What Food Aid Programs Qualify for Returns?

Supplemental Nutrition Assistance Program (SNAP), previously called “food stamps”, is a government assistance program that helps low-income individuals and families purchase food. SNAP benefits are not considered taxable income and are not required to be claimed on tax returns.

Other food aid programs that are not taxable income and do not need to be reported on tax returns include:

  • The Special Supplemental Nutrition Program for Women, Infants, and Children (WIC)
  • The Commodity Supplemental Food Program (CSFP)
  • The School Breakfast Program
  • The School Lunch Program
  • Summer Food Service Program

These programs provide food and nutrition assistance to various population groups, including low-income families, pregnant women, infants, children, and the elderly. The benefits from these programs are not considered income and are not subject to taxation.

Additional Information

  • If you receive SNAP or other food aid benefits, you may be eligible for other government assistance programs, such as Medicaid or housing assistance.
  • You can apply for SNAP and other food aid programs at your local Department of Social Services or online through the USDA’s website.
  • For more information about SNAP and other food aid programs, visit the USDA’s website or contact your local Department of Social Services.

Table of Food Aid Programs That Are Not Taxable Income

ProgramDescription
Supplemental Nutrition Assistance Program (SNAP)Provides food assistance to low-income individuals and families
Special Supplemental Nutrition Program for Women, Infants, and Children (WIC)Provides food assistance to pregnant women, infants, and children
Commodity Supplemental Food Program (CSFP)Provides food assistance to low-income elderly persons
School Breakfast ProgramProvides breakfast to children from low-income families
School Lunch ProgramProvides lunch to children from low-income families
Summer Food Service ProgramProvides meals to children from low-income families during the summer months

How to Correctly Report Food Stamps on Taxes

If you received food stamps, also known as Supplemental Nutrition Assistance Program (SNAP) benefits, in the previous tax year, you may need to report them on your taxes. The rules for reporting SNAP benefits depend on your income and whether you are required to file a tax return. This article will provide you with information on how to correctly report food stamps on your taxes.

Eligibility for Reporting SNAP Benefits

  • If you received more than $5,000 in SNAP benefits, you must report them as income on your tax return.
  • If you received less than $5,000 in SNAP benefits, you do not need to report them on your tax return. However, you may still be eligible for the Earned Income Credit (EIC) if you meet certain income requirements.

How to Report SNAP Benefits on Your Tax Return

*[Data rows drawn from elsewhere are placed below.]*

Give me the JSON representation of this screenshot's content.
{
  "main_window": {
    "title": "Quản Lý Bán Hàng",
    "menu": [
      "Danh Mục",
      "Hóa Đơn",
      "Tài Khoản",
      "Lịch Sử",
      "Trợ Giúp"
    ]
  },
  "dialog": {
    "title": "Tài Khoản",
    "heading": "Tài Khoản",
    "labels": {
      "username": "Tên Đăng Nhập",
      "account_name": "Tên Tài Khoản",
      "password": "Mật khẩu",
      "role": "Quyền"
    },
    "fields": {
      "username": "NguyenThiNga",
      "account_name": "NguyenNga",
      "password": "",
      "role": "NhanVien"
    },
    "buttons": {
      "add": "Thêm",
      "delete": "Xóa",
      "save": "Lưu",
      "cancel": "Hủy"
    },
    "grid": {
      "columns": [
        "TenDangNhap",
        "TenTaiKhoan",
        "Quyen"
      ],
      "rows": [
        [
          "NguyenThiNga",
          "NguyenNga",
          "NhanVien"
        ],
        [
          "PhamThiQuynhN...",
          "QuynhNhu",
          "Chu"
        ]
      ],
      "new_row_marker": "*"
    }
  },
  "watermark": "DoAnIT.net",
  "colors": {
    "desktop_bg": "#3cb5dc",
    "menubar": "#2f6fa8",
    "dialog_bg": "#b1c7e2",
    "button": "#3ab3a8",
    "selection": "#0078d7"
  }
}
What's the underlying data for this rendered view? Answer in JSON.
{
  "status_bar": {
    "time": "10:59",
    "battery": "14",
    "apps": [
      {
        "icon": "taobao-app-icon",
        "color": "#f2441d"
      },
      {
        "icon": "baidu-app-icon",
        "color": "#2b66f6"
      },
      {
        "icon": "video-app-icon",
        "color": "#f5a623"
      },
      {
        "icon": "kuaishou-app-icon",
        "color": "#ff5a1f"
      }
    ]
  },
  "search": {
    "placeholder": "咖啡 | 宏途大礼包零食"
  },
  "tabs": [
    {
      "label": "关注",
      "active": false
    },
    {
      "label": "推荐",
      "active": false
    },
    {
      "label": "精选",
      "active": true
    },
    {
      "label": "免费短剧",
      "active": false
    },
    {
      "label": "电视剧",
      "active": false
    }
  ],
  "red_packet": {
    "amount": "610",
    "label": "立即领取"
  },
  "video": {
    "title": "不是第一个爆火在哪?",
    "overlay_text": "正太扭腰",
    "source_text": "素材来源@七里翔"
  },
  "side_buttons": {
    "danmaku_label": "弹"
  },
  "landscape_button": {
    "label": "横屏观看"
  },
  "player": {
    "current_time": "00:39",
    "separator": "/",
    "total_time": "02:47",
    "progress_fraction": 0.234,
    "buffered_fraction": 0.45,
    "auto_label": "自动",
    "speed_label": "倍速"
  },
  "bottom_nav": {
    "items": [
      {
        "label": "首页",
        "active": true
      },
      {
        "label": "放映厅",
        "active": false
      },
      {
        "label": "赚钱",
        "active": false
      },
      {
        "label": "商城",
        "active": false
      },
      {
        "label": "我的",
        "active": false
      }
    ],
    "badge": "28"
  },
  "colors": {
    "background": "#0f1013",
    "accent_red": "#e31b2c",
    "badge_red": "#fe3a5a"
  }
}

If you are required to report SNAP benefits on your tax return, you can do so by following these steps.

  1. Determine the total amount of SNAP benefits you received during the tax year. This information can be found on your SNAP award letter or by contacting your local SNAP office.
  2. Enter the total amount of SNAP benefits you received on line 11b of your Form 1040. This line is located in the “Income” section of the form.
  3. If you received less than $5,000 in SNAP benefits, you do not need to report them on your tax return. However, you may still be eligible for the Earned Income Credit (EIC) if you meet certain income requirements.

Taxes and Food Stamps

SNAP benefits are not taxed and do not affect your eligibility for other government programs, such as Medicaid or Social Security.

Reporting SNAP Benefits on Taxes
SNAP Benefits ReceivedReporting Requirement
More than $5,000Must report as income on tax return
Less than $5,000Do not need to report

Hey, folks, thanks for sticking with me through this wild ride of food stamps and taxes. I know it can be a real head-scratcher, but hopefully, this article cleared things up a bit. Remember, if you have any burning questions that need answering, don’t hesitate to drop ’em in the comments below. And hey, while you’re here, why not take a peek at some of our other articles? We’ve got a whole treasure trove of fascinating reads just waiting to be discovered. Catch you next time, amigos!